Track Listing:
1. "I Love You Truly"
2.. "Just A-Wearyin' for You"
3. "The Sweetest Story Ever Told"
4. "Mighty Lak' a Rose"
5. "You and I"
6. "Miss You"
7. "I'll Be Seeing You
8. "I Love You" 

The album was also issued as a 10" vinyl LP in 1949 with the catalogue number DL 5039...


Friday, January 31, 2020

BING AND AN ADVERTISING COMPANY

Here is an interesting advertisement featuring a drawing of Bing from 1941 for the J Walter Thompson Company. J. Walter Thompson (JWT), incorporated by James Walter Thompson in 1896, in 2018 was "the biggest of five advertising holding companies that control a significant portion of the world's advertising, marketing and communications firms." It has been owned by WPP plc since 1987...








Saturday, January 18, 2020

SPOTLIGHT ON FLORENCE GEORGE

I originally published an article on Florence George to my blog back on December 5, 2010. I have since learned more about this beauty so I wanted to share to write a new article. She was a remarkable woman...

The opulent, vivacious blonde lyric soprano Florence George was given only two rather routine opportunities to stake her claim in films. As such, she was not given the chance to challenge the other glamorous film opera divas who were the rage of the day ('Jeanette Macdonald', Grace Moore, Susanna Foster, Lily Pons and Gladys Swarthout). Instead she remained focused on radio, concerts, recordings and the stage for the rest of her career.

The Ohio-born beauty came into this world as Catherine Guthrie on December 21, 1917, the daughter of Florence and George Guthrie (she took their first names as her professional stage moniker). Gifted musically and vocally, she attended Wittenber College and graduated with a degree in music at the Chicago Conservatory. She studied one-on-one with former Italian opera star Madame Amelia Galli-Curci (1882-1963) and earned a few radio singing spots before making her operatic debut in "Rioletto" at the Chicago Civic Opera House. A Paramount talent scout happened to catch one of her performances and set up a screen test.


Florence made a charming debut opposite John Payne singing with him "I Fall in Love with You Every Day" and "What Romeo Said to Juliet," her best moment came with her lovely solo on "Moments Like This". Instead of putting her in another showcase, the studio primarily had her do publicity sessions and radio spots. Her next movie would be the MGM loan out Tell No Tales (1939) in a supporting role. She also made some recordings for Decca Records from 1940 to 1949.
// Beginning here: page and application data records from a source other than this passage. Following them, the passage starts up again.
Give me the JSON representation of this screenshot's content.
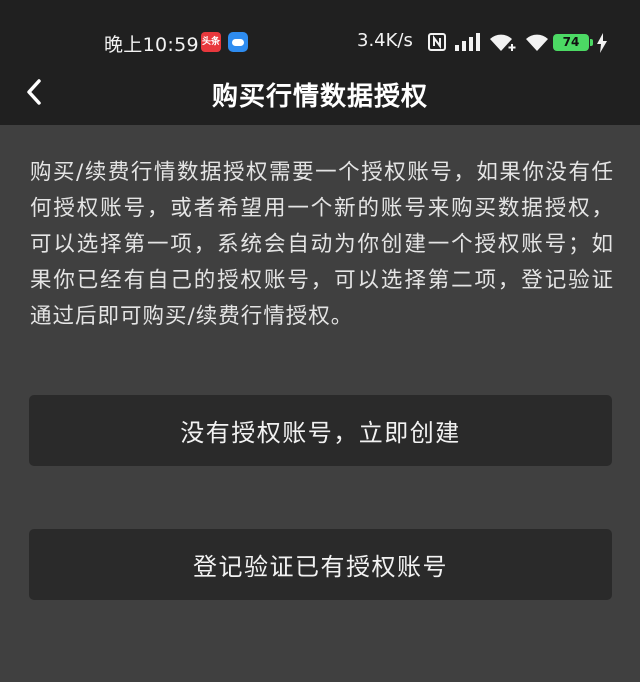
{
  "status_bar": {
    "time": "晚上10:59",
    "news_badge": "头条",
    "net_speed": "3.4K/s",
    "battery_level": "74",
    "icons": [
      "news-app-icon",
      "weather-app-icon",
      "nfc-icon",
      "signal-icon",
      "wifi-plus-icon",
      "wifi-icon",
      "battery-icon",
      "charging-icon"
    ]
  },
  "nav": {
    "back_icon": "chevron-left-icon",
    "title": "购买行情数据授权"
  },
  "main": {
    "description": "购买/续费行情数据授权需要一个授权账号，如果你没有任何授权账号，或者希望用一个新的账号来购买数据授权，可以选择第一项，系统会自动为你创建一个授权账号；如果你已经有自己的授权账号，可以选择第二项，登记验证通过后即可购买/续费行情授权。",
    "create_button_label": "没有授权账号，立即创建",
    "login_button_label": "登记验证已有授权账号"
  },
  "colors": {
    "header_bg": "#202020",
    "page_bg": "#404040",
    "button_bg": "#2a2a2a",
    "battery": "#4cd964"
  }
}
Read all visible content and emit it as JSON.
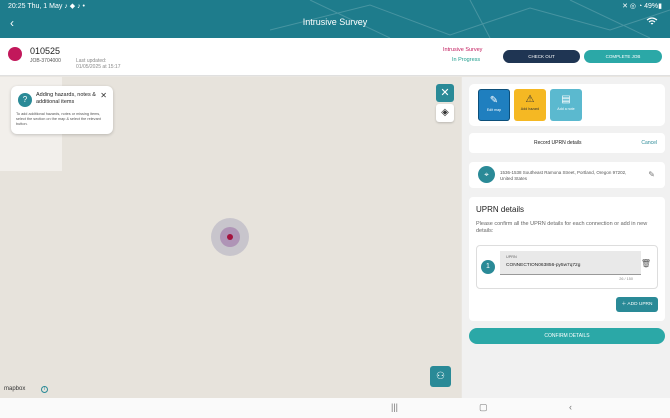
{
  "status_bar": {
    "left": "20:25  Thu, 1 May  ♪ ◆ ♪ •",
    "right": "✕ ◎ ◔ 49%▮"
  },
  "header": {
    "title": "Intrusive Survey"
  },
  "job": {
    "number": "010525",
    "reference": "JOB-3704000",
    "last_updated_label": "Last updated:",
    "last_updated_value": "01/05/2025 at 15:17",
    "survey_link": "Intrusive Survey",
    "status": "In Progress",
    "check_out_label": "CHECK OUT",
    "complete_label": "COMPLETE JOB"
  },
  "tip": {
    "title": "Adding hazards, notes & additional items",
    "body": "To add additional hazards, notes or missing items, select the section on the map & select the relevant button."
  },
  "map": {
    "attribution": "mapbox"
  },
  "categories": [
    {
      "label": "Edit map",
      "icon": "pencil-icon"
    },
    {
      "label": "Add hazard",
      "icon": "hazard-icon"
    },
    {
      "label": "Add a note",
      "icon": "note-icon"
    }
  ],
  "uprn_bar": {
    "label": "Record UPRN details",
    "cancel": "Cancel"
  },
  "address": {
    "line": "1536-1538 Southeast Ramona Street, Portland, Oregon 97202, United States"
  },
  "details": {
    "heading": "UPRN details",
    "description": "Please confirm all the UPRN details for each connection or add in new details:",
    "connections": [
      {
        "num": "1",
        "field_label": "UPRN",
        "value": "CONNECTION063856-py5w7q72g",
        "count": "26 / 150"
      }
    ],
    "add_label": "ADD UPRN"
  },
  "confirm_label": "CONFIRM DETAILS"
}
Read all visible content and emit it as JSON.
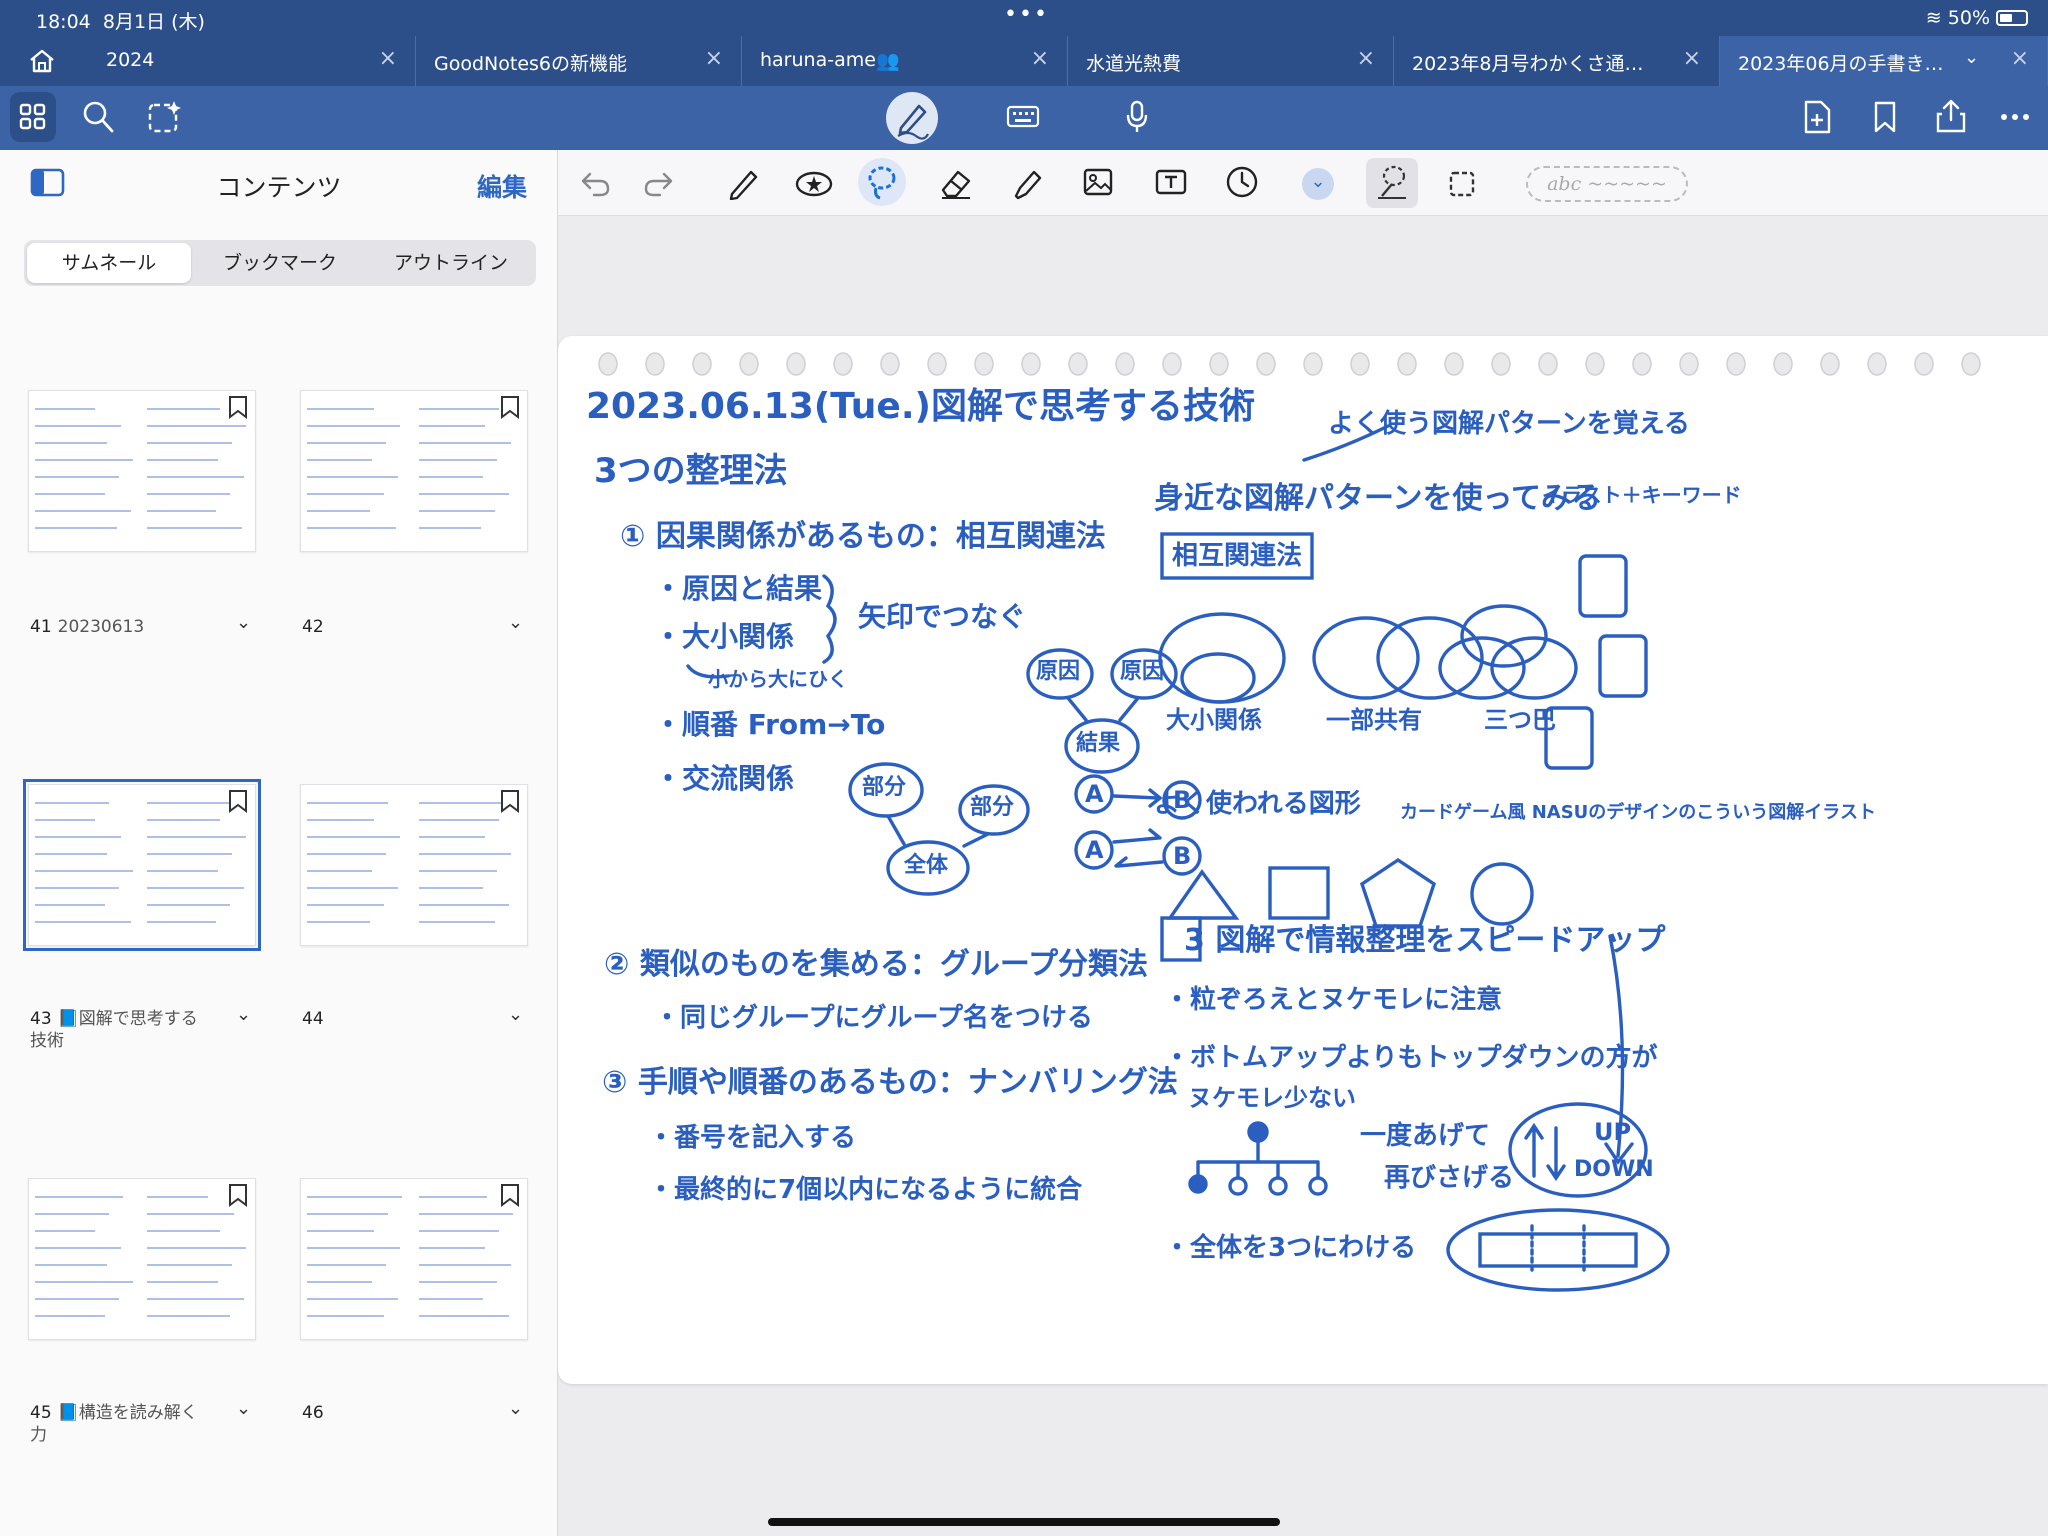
{
  "status": {
    "time": "18:04",
    "date": "8月1日 (木)",
    "battery": "50%"
  },
  "tabs": [
    {
      "label": "2024"
    },
    {
      "label": "GoodNotes6の新機能"
    },
    {
      "label": "haruna-ame"
    },
    {
      "label": "水道光熱費"
    },
    {
      "label": "2023年8月号わかくさ通…"
    },
    {
      "label": "2023年06月の手書き…"
    }
  ],
  "panel": {
    "title": "コンテンツ",
    "edit": "編集",
    "segments": [
      "サムネール",
      "ブックマーク",
      "アウトライン"
    ],
    "pages": [
      {
        "num": "41",
        "name": "20230613"
      },
      {
        "num": "42",
        "name": ""
      },
      {
        "num": "43",
        "name": "📘図解で思考する技術"
      },
      {
        "num": "44",
        "name": ""
      },
      {
        "num": "45",
        "name": "📘構造を読み解く力"
      },
      {
        "num": "46",
        "name": ""
      }
    ]
  },
  "toolbar": {
    "handwriting_placeholder": "abc ~~~~~"
  },
  "note": {
    "title": "2023.06.13(Tue.)図解で思考する技術",
    "left": {
      "h1": "3つの整理法",
      "s1": "① 因果関係があるもの：相互関連法",
      "s1a": "・原因と結果",
      "s1b": "・大小関係",
      "s1join": "矢印でつなぐ",
      "s1b_note": "小から大にひく",
      "s1c": "・順番 From→To",
      "s1d": "・交流関係",
      "bub_cause": "原因",
      "bub_result": "結果",
      "bub_part": "部分",
      "bub_whole": "全体",
      "letA": "A",
      "letB": "B",
      "s2": "② 類似のものを集める：グループ分類法",
      "s2a": "・同じグループにグループ名をつける",
      "s3": "③ 手順や順番のあるもの：ナンバリング法",
      "s3a": "・番号を記入する",
      "s3b": "・最終的に7個以内になるように統合"
    },
    "right": {
      "top": "よく使う図解パターンを覚える",
      "h": "身近な図解パターンを使ってみる",
      "box": "相互関連法",
      "illust": "イラスト＋キーワード",
      "v1": "大小関係",
      "v2": "一部共有",
      "v3": "三つ巴",
      "shapes": "よく使われる図形",
      "card": "カードゲーム風 NASUのデザインのこういう図解イラスト",
      "sec3": "3 図解で情報整理をスピードアップ",
      "p1": "・粒ぞろえとヌケモレに注意",
      "p2": "・ボトムアップよりもトップダウンの方が",
      "p2b": "ヌケモレ少ない",
      "again": "一度あげて",
      "again2": "再びさげる",
      "up": "UP",
      "down": "DOWN",
      "p3": "・全体を3つにわける"
    }
  }
}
Florence married the much older Everett N. Crosby (1896-1966), Bing's business manager and older brother, in 1939. He proceeded to steer her career as well and would do so up until his death in 1966. Purposely guiding her away from films, he focused her on radio, recordings, concerts here and abroad, and the light operetta stage. In 1962, Everett bought Fair Acres, a farm estate in Connecticut where he and Florence raised Morgan and Arabian stallions. After his death from throat cancer, she married Andelmo Ortiz, a production manager for an advertising firm, in 1970, and retired to Maryland. Her second husband died in 1997. She died at age 80 on September 13, 1998...


Wednesday, January 1, 2020

THE BING CROSBY: A NEW YEAR'S DRINK

To celebrate the New Year and our favorite singer Bing Crosby, here is a drink called The Bing Crosby...


Like its namesake, this cocktail is light on its feet but also quite innovative. (Did you know that The Crosby Research Foundation held numerous patents related to TV and radio recording, including for the invention of the laugh track?) 
But don't let its bright demeanor fool you. This drink packs a punch. After one or two of these, you might find yourself crooning "White Christmas" with all the gusto of Der Bingle himself.

INGREDIENTS:

2oz Bourbon
1oz Classic Grenadine
.75oz Ginger Liqueur 
.75oz Fresh Lime Juice
.25oz Pimento Dram
Dash of Orange Bitters
Shake all ingredients over ice and strain into a sugar-rimmed glass. Garnish with fresh cranberries and orange peel.
PRO TIP: When rimming a glass, use our Rich Simple Syrup instead of water to really make those fat sugar grains stick. Spin any excess sugar into the sink.